• _What needs to be done_:
Using the listing below, please count the lines that contain the string "circle". Only the number is wanted.

── Records for processing

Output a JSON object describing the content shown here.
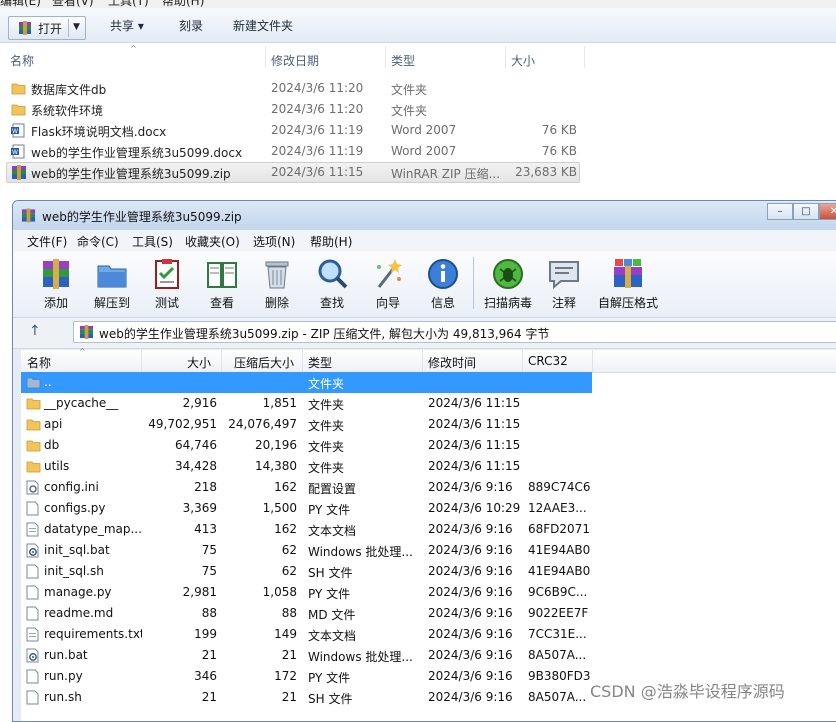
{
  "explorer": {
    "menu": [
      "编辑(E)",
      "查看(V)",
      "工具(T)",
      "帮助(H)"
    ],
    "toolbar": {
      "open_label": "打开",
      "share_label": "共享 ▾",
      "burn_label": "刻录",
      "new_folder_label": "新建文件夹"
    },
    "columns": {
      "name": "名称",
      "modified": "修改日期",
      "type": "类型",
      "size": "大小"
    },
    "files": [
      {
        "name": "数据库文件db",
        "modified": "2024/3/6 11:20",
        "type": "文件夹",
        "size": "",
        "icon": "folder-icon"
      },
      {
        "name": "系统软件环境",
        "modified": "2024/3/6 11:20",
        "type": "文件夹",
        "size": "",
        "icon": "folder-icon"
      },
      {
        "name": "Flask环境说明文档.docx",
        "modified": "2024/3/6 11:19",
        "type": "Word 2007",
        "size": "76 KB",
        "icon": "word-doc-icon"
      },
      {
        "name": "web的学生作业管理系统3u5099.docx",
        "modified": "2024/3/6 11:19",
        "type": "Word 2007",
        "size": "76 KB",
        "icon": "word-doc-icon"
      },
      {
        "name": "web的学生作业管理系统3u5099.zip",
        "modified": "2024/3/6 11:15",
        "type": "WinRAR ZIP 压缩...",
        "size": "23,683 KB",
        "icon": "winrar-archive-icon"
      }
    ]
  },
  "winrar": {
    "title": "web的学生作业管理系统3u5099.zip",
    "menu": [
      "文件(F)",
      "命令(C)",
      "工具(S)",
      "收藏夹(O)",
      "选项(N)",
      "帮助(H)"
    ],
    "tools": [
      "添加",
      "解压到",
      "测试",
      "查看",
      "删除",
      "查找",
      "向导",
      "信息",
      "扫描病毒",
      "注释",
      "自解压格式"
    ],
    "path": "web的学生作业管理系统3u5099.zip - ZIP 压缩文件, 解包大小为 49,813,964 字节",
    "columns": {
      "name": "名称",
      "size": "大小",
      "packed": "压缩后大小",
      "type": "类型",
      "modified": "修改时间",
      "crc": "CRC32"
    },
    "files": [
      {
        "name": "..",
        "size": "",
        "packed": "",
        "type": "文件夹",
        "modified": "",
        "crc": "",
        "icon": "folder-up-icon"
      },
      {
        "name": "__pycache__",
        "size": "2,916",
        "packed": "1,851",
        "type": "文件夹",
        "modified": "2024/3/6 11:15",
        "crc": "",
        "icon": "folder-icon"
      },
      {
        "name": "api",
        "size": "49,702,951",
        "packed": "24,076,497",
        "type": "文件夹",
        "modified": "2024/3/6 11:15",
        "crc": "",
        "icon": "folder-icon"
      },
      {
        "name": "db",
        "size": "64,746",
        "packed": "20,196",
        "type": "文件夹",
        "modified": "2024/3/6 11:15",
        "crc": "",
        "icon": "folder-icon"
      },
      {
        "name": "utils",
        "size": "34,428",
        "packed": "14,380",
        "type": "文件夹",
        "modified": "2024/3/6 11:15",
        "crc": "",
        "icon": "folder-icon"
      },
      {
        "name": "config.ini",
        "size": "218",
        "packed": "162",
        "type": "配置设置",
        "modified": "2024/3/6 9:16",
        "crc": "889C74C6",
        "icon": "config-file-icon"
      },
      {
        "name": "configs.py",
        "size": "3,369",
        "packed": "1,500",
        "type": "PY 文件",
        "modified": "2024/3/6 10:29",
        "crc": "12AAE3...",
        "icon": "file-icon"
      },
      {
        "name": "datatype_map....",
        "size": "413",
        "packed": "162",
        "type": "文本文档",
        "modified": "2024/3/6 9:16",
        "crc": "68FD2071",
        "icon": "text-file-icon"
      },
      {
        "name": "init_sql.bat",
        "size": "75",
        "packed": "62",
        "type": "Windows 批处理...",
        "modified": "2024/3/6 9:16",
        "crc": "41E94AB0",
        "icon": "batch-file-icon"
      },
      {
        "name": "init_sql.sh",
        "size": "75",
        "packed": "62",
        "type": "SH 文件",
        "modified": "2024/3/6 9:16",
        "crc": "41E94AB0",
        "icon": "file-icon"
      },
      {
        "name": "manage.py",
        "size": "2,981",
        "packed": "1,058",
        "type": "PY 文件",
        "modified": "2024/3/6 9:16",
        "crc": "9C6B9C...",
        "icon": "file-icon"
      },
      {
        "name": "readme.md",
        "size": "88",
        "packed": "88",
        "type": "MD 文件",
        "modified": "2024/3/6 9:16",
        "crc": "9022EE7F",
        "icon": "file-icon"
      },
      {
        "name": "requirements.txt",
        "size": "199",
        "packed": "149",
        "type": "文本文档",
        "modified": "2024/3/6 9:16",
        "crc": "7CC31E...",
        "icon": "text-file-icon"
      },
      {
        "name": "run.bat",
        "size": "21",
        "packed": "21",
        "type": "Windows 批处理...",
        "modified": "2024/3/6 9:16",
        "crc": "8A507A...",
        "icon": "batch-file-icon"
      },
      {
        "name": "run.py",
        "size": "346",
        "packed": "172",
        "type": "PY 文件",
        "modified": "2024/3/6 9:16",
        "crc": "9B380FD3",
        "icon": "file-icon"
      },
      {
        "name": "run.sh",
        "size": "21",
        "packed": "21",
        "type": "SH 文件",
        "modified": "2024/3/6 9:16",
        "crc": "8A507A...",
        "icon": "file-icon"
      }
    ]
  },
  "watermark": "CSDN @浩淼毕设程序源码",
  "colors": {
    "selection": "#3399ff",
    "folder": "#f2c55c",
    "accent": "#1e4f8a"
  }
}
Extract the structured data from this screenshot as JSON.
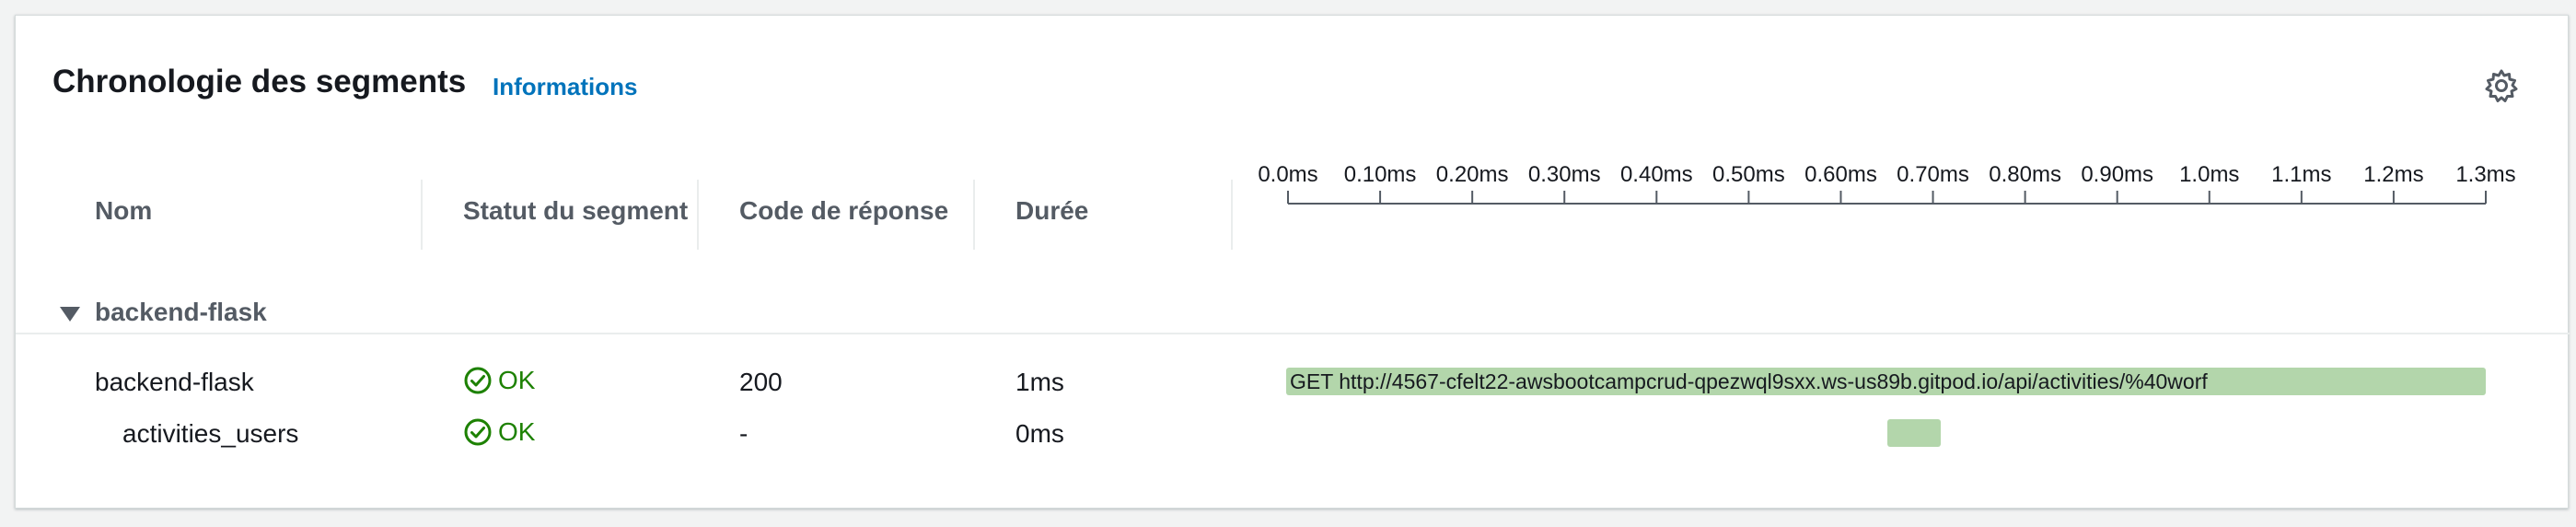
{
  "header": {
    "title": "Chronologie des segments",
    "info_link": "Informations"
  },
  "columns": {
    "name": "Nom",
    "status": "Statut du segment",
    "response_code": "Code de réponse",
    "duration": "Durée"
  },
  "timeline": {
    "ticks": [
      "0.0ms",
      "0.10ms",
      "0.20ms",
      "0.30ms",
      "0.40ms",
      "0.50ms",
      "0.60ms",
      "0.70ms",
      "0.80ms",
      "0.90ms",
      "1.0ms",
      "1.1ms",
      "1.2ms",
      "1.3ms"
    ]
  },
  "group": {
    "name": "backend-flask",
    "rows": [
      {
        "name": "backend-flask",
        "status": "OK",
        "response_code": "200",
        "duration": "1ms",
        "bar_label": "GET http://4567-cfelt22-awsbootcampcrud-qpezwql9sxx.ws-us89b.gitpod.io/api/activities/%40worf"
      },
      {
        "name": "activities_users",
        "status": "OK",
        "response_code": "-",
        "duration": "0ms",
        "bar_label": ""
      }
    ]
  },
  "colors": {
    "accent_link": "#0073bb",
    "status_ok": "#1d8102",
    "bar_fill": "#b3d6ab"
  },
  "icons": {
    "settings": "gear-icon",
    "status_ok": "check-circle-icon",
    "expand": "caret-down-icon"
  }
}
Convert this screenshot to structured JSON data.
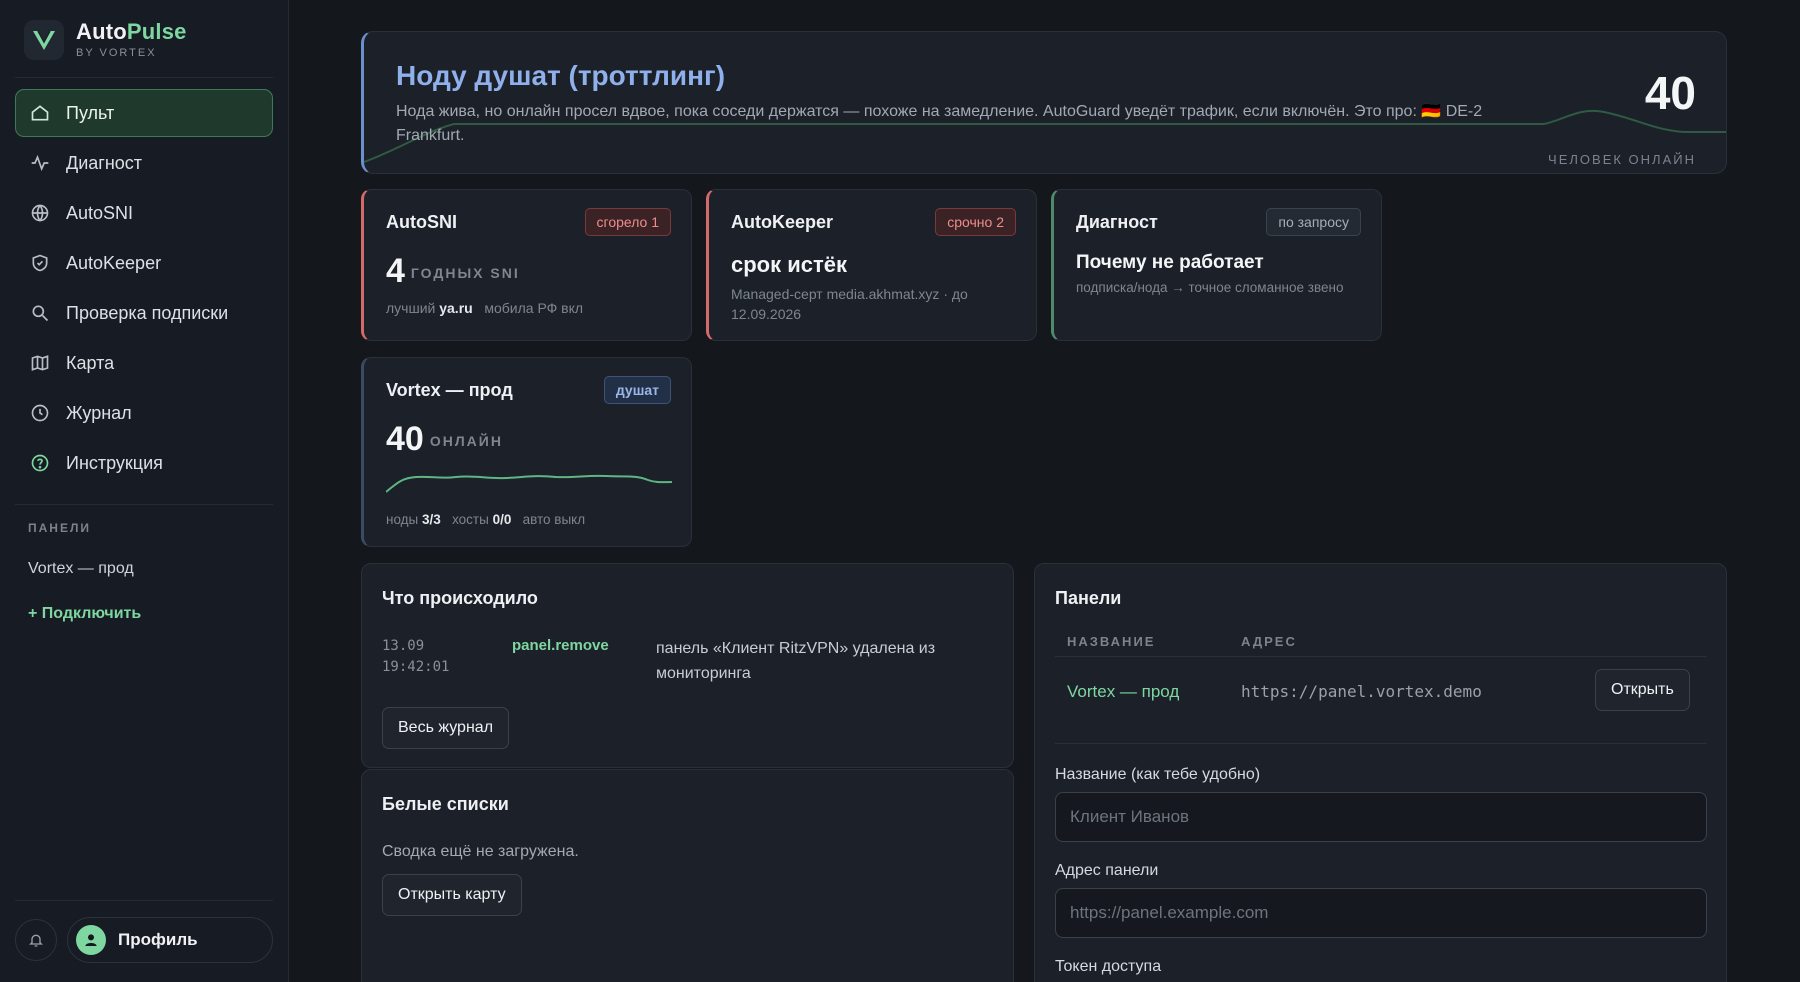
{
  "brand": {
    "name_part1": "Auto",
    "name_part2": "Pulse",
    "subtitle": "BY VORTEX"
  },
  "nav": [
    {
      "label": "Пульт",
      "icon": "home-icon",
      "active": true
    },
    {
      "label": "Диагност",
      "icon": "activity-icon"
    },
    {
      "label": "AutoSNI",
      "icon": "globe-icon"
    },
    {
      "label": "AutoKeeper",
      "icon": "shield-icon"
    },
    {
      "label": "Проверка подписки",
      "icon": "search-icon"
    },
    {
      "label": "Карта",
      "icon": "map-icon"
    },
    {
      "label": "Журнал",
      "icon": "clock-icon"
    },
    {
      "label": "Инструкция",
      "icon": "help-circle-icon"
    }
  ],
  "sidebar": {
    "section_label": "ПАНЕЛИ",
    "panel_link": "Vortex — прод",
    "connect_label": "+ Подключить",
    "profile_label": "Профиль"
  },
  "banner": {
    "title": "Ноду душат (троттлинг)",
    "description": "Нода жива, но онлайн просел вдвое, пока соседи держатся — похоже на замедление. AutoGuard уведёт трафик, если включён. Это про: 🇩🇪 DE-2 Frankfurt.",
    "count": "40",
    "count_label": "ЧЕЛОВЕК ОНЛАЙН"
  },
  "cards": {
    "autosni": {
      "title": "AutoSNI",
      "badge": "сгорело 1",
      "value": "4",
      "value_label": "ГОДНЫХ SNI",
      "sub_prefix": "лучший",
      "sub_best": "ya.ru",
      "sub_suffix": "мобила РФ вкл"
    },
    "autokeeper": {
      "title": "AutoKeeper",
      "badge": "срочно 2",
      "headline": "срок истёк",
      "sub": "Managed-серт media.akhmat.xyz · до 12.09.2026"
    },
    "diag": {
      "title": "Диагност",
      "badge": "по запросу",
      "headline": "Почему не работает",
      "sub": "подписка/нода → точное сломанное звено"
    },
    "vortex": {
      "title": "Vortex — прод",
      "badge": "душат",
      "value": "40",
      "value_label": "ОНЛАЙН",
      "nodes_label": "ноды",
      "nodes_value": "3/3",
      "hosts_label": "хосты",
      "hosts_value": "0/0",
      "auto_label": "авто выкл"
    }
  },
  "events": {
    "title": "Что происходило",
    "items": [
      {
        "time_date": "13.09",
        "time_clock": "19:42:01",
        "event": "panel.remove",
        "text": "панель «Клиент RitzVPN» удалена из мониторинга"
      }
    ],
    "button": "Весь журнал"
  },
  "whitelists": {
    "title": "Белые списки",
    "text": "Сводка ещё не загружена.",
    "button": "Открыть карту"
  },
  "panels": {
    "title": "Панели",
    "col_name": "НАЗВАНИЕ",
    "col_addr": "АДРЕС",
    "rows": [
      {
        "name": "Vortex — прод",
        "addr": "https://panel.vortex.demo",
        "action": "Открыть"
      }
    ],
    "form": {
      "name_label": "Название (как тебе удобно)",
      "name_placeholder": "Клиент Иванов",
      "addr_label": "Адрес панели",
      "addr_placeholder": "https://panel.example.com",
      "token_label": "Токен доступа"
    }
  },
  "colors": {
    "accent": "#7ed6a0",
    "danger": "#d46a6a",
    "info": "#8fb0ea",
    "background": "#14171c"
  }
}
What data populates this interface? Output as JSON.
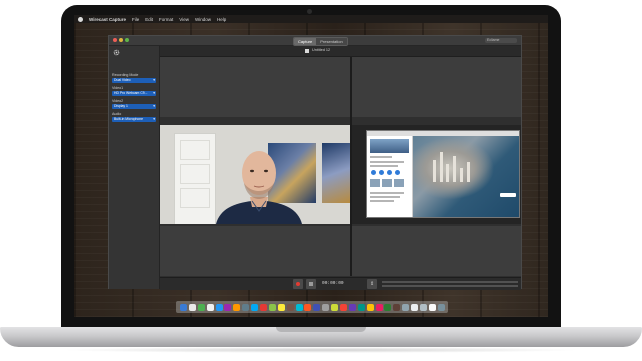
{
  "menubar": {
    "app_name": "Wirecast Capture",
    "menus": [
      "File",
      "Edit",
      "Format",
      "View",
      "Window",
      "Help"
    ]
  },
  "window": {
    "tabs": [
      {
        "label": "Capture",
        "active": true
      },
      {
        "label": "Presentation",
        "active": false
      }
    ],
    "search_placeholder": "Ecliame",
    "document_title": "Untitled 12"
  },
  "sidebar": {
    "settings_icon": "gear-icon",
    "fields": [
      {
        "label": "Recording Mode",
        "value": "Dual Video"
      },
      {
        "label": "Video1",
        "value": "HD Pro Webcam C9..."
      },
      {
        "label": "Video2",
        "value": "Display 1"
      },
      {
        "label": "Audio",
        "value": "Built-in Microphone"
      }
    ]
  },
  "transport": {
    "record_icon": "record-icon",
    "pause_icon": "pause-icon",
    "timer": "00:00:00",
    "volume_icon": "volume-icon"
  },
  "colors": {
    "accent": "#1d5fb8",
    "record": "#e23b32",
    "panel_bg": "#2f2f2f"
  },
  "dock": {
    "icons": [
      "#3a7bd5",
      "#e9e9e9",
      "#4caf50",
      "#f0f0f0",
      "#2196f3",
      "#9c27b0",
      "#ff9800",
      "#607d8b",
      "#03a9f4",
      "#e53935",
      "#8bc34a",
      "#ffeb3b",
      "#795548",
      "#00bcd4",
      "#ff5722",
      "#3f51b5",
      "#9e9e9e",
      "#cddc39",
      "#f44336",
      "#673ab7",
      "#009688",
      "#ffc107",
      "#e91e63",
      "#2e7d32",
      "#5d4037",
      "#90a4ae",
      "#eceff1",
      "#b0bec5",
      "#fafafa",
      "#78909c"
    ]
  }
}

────

• _Solution for this task_:
2